Summit Connects Those Fighting Opioid Abuse Epidemic

Last Tuesday and Thursday, more than 800 stakeholders – including NCMS staff, leaders and members — participated in the Governor’s Institute Opioid Misuse & Overdose Prevention Summit in Raleigh

Featured speakers included Governor Roy Cooper, NC Department of Health and Human Services (NCDHHS) Secretary Mandy Cohen, MD, MPH, Attorney General Josh Stein and retired U.S. Navy Admiral James “Sandy” Winnefeld Jr., who tragically lost his son to opioid addiction.

“Since the launch of the Opioid Action Plan in 2017, opioid dispensing has decreased by 24 percent,” Sec. Cohen told the group. “We have seen a 10 percent decline in emergency room overdoses since the original Opioid Action Plan.”

North Carolina has funded peer support specialists in six emergency rooms; launched a medical resiliency training project; improved the state’s prescription drug monitoring system; received new Medicaid flexibilities and payments; introduced public education campaigns; diversified and expanded harm reduction strategies; and trained over 3,000 providers on the safe prescribing of opioids and pain treatment. More work remains to be done, however.

Gov. Cooper unveiled the state’s new plan to combat the crisis, the Opioid Action Plan 2.0.

Attorney General Stein discussed the economic cost of the opioid epidemic and the work the Department of Justice (DOJ) is undertaking. In the spring, DOJ launched the More Powerful campaign in North Carolina.

One way the NCMS is addressing this epidemic is through its Project OBOT, which provides a collaborative approach to help our members treat their patients with opioid use disorder comprehensively and effectively. Learn more.

NCMS Life Member Legends

NCMS staff recognizes the rich history of our Society and the many remarkable individuals who make it so. To highlight some of those who have interesting stories to tell, we are asking our life members to contact us so we can speak with you about your contributions to the profession over the years. By capturing your experiences we hope to enrich the understanding of the practice of medicine in North Carolina.

Please provide your name and a brief summary of an important moment in NC medical history that you were part of; a unique contribution you have made to the profession or to the people of North Carolina; or even a funny or memorable incident involving your colleagues or the NCMS that would offer insight into the practice of medicine in North Carolina. Send your recollections to Elaine Ellis. Depending on the number of responses we get, we will attempt to follow up promptly with a more in-depth interview to be added to our archives and perhaps highlighted in the NCMS Morning Rounds.
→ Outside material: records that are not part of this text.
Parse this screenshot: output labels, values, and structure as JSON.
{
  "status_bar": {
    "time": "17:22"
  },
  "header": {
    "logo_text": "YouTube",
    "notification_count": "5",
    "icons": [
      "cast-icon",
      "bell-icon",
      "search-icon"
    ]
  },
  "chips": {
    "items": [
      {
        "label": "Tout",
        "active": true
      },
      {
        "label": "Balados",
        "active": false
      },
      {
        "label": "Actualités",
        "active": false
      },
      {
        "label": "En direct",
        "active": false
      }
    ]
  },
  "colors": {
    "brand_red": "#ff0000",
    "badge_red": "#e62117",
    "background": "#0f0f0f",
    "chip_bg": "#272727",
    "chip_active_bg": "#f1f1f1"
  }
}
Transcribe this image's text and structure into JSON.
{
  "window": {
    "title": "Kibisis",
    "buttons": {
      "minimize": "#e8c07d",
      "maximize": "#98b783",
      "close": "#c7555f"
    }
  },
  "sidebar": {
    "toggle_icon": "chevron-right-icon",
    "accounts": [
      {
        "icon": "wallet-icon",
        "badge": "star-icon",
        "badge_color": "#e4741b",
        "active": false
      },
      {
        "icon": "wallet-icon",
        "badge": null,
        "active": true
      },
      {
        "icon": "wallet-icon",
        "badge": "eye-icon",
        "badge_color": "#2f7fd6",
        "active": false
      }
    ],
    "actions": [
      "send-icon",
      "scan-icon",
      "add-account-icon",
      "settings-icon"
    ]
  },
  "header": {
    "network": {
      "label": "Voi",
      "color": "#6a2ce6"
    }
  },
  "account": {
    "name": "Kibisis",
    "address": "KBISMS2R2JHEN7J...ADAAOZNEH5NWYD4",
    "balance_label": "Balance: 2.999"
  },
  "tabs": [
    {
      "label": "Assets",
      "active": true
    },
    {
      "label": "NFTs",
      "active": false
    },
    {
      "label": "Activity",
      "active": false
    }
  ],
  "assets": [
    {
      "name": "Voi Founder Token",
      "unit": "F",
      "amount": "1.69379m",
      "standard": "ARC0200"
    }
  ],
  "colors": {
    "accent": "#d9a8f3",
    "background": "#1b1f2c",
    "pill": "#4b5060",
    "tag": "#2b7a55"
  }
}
Thank you! We’re looking forward to learning more about our life member legends!

In the News

Time to End the ‘Manel’ Tradition, The NIH Director’s Blog, 6-12-19

Learning Opportunity

Reminder: Opportunities to learn about the state’s transition to managed care are still available. On Monday, June 24, there will be a Meet and Greet session in Raleigh from 10 a.m. to 3 p.m. with health plan representatives and NC Medicaid subject matter experts. Learn more.

Training courses also will continue through July. Here is the line-up:

  • Thursday, June 27 – MCT 109: Healthy Opportunities
    • Thursday, July 11 – MCT 110: Overview of Long-Term Services and Supports Populations
    • Thursday, July 25 – MCT 111: Care Management for Long-Term Services and Supports Populations

Learn more and register for these courses.

The NC Medicaid Managed Care webpage also has the most up-to-date information and resources for NCMS physicians and PAs.

 
 

More Posts in Member News

 
 

Share this Post



 
 
 
 

Leave a Reply

The NCMS moderates this blog, so expect a slight delay in posting. Please include your full name and affiliation. We insist on respectful dialogue and reserve the right not to post remarks incompatible with our guidelines.

Your email address will not be published. Required fields are marked *